Q:

Why was the South's strategy called the King Cotton diplomacy?

A:

Confederate states attempted to intentionally withhold cotton from Great Britain and France in order to coerce these nations to enter the war on the side of the South, according to the Mississippi Historical Society. Cotton was the main staple of the Confederacy's economy and the United States' largest export during the time of the Civil War.

Great Britain declared its neutrality with regards to the U.S. Civil War in May 1861. In response to this declaration, Confederate President Jefferson Davis and southern leaders declared an informal cotton embargo on Britain. King Cotton diplomacy started when planters burned 2.5 million bales of cotton to create a cotton shortage. Southern plantations exported more than three million bales of cotton to Europe in 1860, so burning the bales cut more than 80 percent of those exports.

Tensions between northern and southern states escalated for years ahead of the war. English companies, however, still possessed a surplus of cotton that they had amassed during the 1850s. The price of cotton did not go up until 1863, when prices went from 10 cents per pound in 1860 to $1.89 per pound three years later. To prevent further price hikes, Britain found new suppliers of cotton after the war started.

The Confederacy still used cotton to borrow money from British and French banks. Historians believe that King Cotton diplomacy ultimately failed because the surplus cotton could have been used to finance the Confederacy instead of trying to destabilize Europe's economy.


Is this answer helpful?

Similar Questions

  • Q:

    What is the definition of "King Cotton diplomacy?"

    A:

    King Cotton diplomacy is a term that describes the Confederate States of America's approach to foreign policy and diplomacy during the Civil War. Cotton was the Confederacy's one major asset going into the war, and they used this asset to attempt to gain a diplomatic advantage in Europe.
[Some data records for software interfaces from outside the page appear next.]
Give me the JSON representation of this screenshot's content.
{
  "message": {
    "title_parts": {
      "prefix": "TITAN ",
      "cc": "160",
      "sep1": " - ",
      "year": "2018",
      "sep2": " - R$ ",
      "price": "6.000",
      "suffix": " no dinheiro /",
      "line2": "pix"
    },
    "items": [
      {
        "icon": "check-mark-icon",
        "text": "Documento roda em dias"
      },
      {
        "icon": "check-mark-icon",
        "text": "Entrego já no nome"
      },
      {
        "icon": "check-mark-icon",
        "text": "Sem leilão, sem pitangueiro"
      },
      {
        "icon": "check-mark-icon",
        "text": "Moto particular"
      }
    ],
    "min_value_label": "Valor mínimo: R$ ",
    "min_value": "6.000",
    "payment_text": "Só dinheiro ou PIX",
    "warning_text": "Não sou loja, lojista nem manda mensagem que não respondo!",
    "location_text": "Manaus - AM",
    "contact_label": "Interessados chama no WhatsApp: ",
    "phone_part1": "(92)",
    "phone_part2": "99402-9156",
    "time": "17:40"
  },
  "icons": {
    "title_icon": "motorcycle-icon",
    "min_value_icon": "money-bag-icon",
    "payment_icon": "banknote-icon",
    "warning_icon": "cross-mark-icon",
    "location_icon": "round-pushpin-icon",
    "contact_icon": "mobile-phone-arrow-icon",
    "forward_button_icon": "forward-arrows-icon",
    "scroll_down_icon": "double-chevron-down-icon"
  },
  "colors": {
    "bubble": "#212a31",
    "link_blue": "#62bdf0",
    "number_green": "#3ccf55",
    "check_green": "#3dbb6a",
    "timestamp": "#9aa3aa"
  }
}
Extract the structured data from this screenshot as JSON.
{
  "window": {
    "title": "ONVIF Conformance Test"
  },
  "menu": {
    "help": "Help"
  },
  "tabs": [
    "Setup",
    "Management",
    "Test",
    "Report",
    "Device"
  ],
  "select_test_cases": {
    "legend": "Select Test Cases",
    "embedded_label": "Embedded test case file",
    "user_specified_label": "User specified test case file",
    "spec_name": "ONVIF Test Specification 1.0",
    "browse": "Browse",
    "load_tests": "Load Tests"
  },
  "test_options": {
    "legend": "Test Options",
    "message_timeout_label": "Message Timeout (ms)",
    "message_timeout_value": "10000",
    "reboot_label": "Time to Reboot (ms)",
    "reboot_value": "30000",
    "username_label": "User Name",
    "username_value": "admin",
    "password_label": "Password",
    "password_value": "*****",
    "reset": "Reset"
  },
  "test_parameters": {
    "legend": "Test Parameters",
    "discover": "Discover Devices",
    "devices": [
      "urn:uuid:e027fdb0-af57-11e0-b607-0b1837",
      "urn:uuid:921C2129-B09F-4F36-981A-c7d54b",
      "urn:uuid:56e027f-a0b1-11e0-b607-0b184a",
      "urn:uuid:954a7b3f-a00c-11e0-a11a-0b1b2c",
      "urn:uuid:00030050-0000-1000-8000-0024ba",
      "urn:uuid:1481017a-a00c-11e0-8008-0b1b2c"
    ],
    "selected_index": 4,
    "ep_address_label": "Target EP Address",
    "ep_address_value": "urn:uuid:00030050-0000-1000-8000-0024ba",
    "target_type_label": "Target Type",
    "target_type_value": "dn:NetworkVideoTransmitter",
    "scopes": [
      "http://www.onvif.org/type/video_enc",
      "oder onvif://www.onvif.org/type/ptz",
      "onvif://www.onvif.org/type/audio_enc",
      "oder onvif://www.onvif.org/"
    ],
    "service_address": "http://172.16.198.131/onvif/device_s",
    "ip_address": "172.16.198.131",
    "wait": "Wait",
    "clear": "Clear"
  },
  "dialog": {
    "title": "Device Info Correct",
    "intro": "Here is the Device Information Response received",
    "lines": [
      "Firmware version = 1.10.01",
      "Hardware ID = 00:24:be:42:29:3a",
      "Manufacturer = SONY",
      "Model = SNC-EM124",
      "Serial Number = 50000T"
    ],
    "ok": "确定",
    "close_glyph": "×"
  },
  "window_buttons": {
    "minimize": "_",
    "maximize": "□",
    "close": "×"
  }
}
    Full Answer >
    Filed Under:
  • Q:

    How did the cotton gin lead to the Civil War?

    A:

    Eli Whitney's invention of the cotton gin helped lead to the Civil War by making it possible to produce more cotton, thus increasing the profitability of huge cotton plantations in the South. These large plantations needed large numbers of workers in order to operate. Slavery helped meet those needs.

    Full Answer >
    Filed Under:
  • Q:

    What were the Southern advantages in the Civil War?

    A:

    The main advantages that the South held during the civil war were the vast ranks of experienced generals and soldiers, along with the benefit of being able to maintain defensive positions. While the North had far more resources and population, in order to unite the country, President Abraham Lincoln had to take the offensive to defeat the Southern rebellion.

    Full Answer >
    Filed Under:
  • Q:

    Which two countries fought in the war of 1812?

    A:

    The two countries that fought the War of 1812 were Great Britain and the United States. The war's main causes were British trade restrictions against the U.S. and the forced impressment of American sailors by the British Royal Navy.

    Full Answer >
    Filed Under:

Explore